* [Work order]
All of the data must be printed exactly; please include every line.

* [Dataset entries]
_____

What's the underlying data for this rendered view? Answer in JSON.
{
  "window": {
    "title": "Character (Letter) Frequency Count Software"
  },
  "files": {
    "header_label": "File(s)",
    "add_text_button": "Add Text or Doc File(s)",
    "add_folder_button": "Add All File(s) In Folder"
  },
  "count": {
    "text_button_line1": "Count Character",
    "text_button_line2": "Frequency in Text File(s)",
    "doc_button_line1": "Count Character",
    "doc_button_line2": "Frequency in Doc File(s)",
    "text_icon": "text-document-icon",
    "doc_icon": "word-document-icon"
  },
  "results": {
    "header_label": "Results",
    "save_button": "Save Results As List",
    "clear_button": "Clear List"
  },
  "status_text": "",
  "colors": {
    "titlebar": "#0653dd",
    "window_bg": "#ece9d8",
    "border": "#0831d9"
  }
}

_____

* [Solution below]
What's the underlying data for this rendered view? Answer in JSON.
{
  "window": {
    "title": "Character (Letter) Frequency Count Software"
  },
  "files": {
    "header_label": "File(s)",
    "add_text_button": "Add Text or Doc File(s)",
    "add_folder_button": "Add All File(s) In Folder"
  },
  "count": {
    "text_button_line1": "Count Character",
    "text_button_line2": "Frequency in Text File(s)",
    "doc_button_line1": "Count Character",
    "doc_button_line2": "Frequency in Doc File(s)",
    "text_icon": "text-document-icon",
    "doc_icon": "word-document-icon"
  },
  "results": {
    "header_label": "Results",
    "save_button": "Save Results As List",
    "clear_button": "Clear List"
  },
  "status_text": "",
  "colors": {
    "titlebar": "#0653dd",
    "window_bg": "#ece9d8",
    "border": "#0831d9"
  }
}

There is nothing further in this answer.